Collection entries
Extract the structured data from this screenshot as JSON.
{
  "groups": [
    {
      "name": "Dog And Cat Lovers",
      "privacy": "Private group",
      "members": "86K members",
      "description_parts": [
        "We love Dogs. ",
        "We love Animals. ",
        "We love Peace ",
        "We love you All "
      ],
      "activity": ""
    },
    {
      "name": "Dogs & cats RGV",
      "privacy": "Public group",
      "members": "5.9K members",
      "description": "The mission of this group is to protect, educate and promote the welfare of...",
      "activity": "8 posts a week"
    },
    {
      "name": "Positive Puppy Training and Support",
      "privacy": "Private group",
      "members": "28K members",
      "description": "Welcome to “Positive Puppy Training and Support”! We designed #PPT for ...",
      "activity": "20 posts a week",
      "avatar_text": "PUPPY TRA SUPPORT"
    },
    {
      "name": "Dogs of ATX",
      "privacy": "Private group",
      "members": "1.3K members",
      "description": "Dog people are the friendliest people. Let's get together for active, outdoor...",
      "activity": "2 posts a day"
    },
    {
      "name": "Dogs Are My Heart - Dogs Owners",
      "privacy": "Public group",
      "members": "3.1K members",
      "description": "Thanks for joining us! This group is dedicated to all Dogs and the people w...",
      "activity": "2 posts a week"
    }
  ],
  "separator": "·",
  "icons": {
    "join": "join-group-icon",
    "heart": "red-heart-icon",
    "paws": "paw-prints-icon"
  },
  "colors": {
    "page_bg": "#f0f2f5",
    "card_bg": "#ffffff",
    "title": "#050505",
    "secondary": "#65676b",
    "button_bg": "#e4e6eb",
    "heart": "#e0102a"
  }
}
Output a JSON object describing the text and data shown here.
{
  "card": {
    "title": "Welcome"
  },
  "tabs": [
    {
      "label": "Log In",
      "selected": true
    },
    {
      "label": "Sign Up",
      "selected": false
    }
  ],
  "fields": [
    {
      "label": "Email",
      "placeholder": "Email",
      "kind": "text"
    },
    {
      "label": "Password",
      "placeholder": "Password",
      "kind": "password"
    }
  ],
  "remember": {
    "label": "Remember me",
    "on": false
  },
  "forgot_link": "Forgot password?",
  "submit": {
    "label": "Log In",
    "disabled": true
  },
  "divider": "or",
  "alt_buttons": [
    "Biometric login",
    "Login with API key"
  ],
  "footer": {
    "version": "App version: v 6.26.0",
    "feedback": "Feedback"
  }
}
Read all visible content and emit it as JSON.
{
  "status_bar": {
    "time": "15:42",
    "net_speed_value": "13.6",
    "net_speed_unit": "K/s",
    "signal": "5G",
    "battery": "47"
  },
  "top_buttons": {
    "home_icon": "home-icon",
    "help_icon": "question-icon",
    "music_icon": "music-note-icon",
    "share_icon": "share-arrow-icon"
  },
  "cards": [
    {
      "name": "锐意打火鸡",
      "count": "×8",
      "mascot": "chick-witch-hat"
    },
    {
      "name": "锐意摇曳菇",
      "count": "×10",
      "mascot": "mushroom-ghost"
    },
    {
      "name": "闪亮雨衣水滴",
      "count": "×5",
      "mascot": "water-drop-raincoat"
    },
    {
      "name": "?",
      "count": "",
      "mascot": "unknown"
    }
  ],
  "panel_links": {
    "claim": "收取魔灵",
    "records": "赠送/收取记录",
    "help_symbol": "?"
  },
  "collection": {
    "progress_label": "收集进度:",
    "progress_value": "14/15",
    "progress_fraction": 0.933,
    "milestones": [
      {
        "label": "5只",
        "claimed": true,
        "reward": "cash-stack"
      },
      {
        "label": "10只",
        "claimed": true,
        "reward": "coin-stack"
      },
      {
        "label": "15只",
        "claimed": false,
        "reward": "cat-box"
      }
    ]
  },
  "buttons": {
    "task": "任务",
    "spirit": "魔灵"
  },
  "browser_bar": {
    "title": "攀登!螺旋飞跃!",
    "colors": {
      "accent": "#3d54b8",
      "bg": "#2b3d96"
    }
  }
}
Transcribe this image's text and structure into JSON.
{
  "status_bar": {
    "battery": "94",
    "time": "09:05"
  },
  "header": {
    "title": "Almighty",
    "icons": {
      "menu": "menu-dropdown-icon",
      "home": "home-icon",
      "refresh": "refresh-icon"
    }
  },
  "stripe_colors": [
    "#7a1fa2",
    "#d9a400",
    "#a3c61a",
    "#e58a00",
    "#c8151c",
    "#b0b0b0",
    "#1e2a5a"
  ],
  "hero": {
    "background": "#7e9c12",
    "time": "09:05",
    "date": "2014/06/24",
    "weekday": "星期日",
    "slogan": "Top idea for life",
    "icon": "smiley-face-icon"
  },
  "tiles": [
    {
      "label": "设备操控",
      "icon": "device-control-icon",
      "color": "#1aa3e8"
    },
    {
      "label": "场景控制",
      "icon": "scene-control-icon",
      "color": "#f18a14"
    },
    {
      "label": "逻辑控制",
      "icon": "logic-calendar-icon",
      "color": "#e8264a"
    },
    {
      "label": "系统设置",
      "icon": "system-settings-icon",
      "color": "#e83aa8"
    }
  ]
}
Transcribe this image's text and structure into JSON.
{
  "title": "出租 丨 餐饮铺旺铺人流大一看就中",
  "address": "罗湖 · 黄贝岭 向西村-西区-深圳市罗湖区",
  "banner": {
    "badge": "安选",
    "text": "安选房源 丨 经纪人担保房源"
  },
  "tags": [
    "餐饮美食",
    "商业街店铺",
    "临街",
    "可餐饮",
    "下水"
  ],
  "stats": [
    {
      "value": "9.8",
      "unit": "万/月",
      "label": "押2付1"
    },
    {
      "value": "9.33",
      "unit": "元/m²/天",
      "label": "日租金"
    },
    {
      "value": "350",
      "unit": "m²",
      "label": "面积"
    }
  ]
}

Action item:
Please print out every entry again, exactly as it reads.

Task answer:
Extract the structured data from this screenshot as JSON.
{
  "groups": [
    {
      "name": "Dog And Cat Lovers",
      "privacy": "Private group",
      "members": "86K members",
      "description_parts": [
        "We love Dogs. ",
        "We love Animals. ",
        "We love Peace ",
        "We love you All "
      ],
      "activity": ""
    },
    {
      "name": "Dogs & cats RGV",
      "privacy": "Public group",
      "members": "5.9K members",
      "description": "The mission of this group is to protect, educate and promote the welfare of...",
      "activity": "8 posts a week"
    },
    {
      "name": "Positive Puppy Training and Support",
      "privacy": "Private group",
      "members": "28K members",
      "description": "Welcome to “Positive Puppy Training and Support”! We designed #PPT for ...",
      "activity": "20 posts a week",
      "avatar_text": "PUPPY TRA SUPPORT"
    },
    {
      "name": "Dogs of ATX",
      "privacy": "Private group",
      "members": "1.3K members",
      "description": "Dog people are the friendliest people. Let's get together for active, outdoor...",
      "activity": "2 posts a day"
    },
    {
      "name": "Dogs Are My Heart - Dogs Owners",
      "privacy": "Public group",
      "members": "3.1K members",
      "description": "Thanks for joining us! This group is dedicated to all Dogs and the people w...",
      "activity": "2 posts a week"
    }
  ],
  "separator": "·",
  "icons": {
    "join": "join-group-icon",
    "heart": "red-heart-icon",
    "paws": "paw-prints-icon"
  },
  "colors": {
    "page_bg": "#f0f2f5",
    "card_bg": "#ffffff",
    "title": "#050505",
    "secondary": "#65676b",
    "button_bg": "#e4e6eb",
    "heart": "#e0102a"
  }
}
Output a JSON object describing the text and data shown here.
{
  "card": {
    "title": "Welcome"
  },
  "tabs": [
    {
      "label": "Log In",
      "selected": true
    },
    {
      "label": "Sign Up",
      "selected": false
    }
  ],
  "fields": [
    {
      "label": "Email",
      "placeholder": "Email",
      "kind": "text"
    },
    {
      "label": "Password",
      "placeholder": "Password",
      "kind": "password"
    }
  ],
  "remember": {
    "label": "Remember me",
    "on": false
  },
  "forgot_link": "Forgot password?",
  "submit": {
    "label": "Log In",
    "disabled": true
  },
  "divider": "or",
  "alt_buttons": [
    "Biometric login",
    "Login with API key"
  ],
  "footer": {
    "version": "App version: v 6.26.0",
    "feedback": "Feedback"
  }
}
Read all visible content and emit it as JSON.
{
  "status_bar": {
    "time": "15:42",
    "net_speed_value": "13.6",
    "net_speed_unit": "K/s",
    "signal": "5G",
    "battery": "47"
  },
  "top_buttons": {
    "home_icon": "home-icon",
    "help_icon": "question-icon",
    "music_icon": "music-note-icon",
    "share_icon": "share-arrow-icon"
  },
  "cards": [
    {
      "name": "锐意打火鸡",
      "count": "×8",
      "mascot": "chick-witch-hat"
    },
    {
      "name": "锐意摇曳菇",
      "count": "×10",
      "mascot": "mushroom-ghost"
    },
    {
      "name": "闪亮雨衣水滴",
      "count": "×5",
      "mascot": "water-drop-raincoat"
    },
    {
      "name": "?",
      "count": "",
      "mascot": "unknown"
    }
  ],
  "panel_links": {
    "claim": "收取魔灵",
    "records": "赠送/收取记录",
    "help_symbol": "?"
  },
  "collection": {
    "progress_label": "收集进度:",
    "progress_value": "14/15",
    "progress_fraction": 0.933,
    "milestones": [
      {
        "label": "5只",
        "claimed": true,
        "reward": "cash-stack"
      },
      {
        "label": "10只",
        "claimed": true,
        "reward": "coin-stack"
      },
      {
        "label": "15只",
        "claimed": false,
        "reward": "cat-box"
      }
    ]
  },
  "buttons": {
    "task": "任务",
    "spirit": "魔灵"
  },
  "browser_bar": {
    "title": "攀登!螺旋飞跃!",
    "colors": {
      "accent": "#3d54b8",
      "bg": "#2b3d96"
    }
  }
}
Transcribe this image's text and structure into JSON.
{
  "status_bar": {
    "battery": "94",
    "time": "09:05"
  },
  "header": {
    "title": "Almighty",
    "icons": {
      "menu": "menu-dropdown-icon",
      "home": "home-icon",
      "refresh": "refresh-icon"
    }
  },
  "stripe_colors": [
    "#7a1fa2",
    "#d9a400",
    "#a3c61a",
    "#e58a00",
    "#c8151c",
    "#b0b0b0",
    "#1e2a5a"
  ],
  "hero": {
    "background": "#7e9c12",
    "time": "09:05",
    "date": "2014/06/24",
    "weekday": "星期日",
    "slogan": "Top idea for life",
    "icon": "smiley-face-icon"
  },
  "tiles": [
    {
      "label": "设备操控",
      "icon": "device-control-icon",
      "color": "#1aa3e8"
    },
    {
      "label": "场景控制",
      "icon": "scene-control-icon",
      "color": "#f18a14"
    },
    {
      "label": "逻辑控制",
      "icon": "logic-calendar-icon",
      "color": "#e8264a"
    },
    {
      "label": "系统设置",
      "icon": "system-settings-icon",
      "color": "#e83aa8"
    }
  ]
}
Transcribe this image's text and structure into JSON.
{
  "title": "出租 丨 餐饮铺旺铺人流大一看就中",
  "address": "罗湖 · 黄贝岭 向西村-西区-深圳市罗湖区",
  "banner": {
    "badge": "安选",
    "text": "安选房源 丨 经纪人担保房源"
  },
  "tags": [
    "餐饮美食",
    "商业街店铺",
    "临街",
    "可餐饮",
    "下水"
  ],
  "stats": [
    {
      "value": "9.8",
      "unit": "万/月",
      "label": "押2付1"
    },
    {
      "value": "9.33",
      "unit": "元/m²/天",
      "label": "日租金"
    },
    {
      "value": "350",
      "unit": "m²",
      "label": "面积"
    }
  ]
}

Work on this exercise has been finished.